» Exercise objective
In the data below, find every line with the string "Score" and pull it out.

» Input data
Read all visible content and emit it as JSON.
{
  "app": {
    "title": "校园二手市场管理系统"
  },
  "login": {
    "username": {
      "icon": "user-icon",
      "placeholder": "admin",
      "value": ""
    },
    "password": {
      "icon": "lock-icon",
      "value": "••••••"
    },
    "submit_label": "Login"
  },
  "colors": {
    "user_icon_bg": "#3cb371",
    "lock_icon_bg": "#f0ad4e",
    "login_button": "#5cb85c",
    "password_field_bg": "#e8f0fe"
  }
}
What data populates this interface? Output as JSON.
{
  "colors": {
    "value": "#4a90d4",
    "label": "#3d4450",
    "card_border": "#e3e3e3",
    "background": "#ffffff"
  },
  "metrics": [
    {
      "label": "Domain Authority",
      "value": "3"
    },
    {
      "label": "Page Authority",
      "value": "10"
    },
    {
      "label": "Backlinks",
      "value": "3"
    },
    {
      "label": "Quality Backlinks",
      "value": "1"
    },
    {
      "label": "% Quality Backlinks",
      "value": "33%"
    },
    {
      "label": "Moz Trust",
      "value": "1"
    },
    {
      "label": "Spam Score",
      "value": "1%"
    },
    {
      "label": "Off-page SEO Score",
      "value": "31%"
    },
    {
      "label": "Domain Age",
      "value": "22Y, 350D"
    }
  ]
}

» Finished exercise
      "label": "Spam Score",
      "label": "Off-page SEO Score",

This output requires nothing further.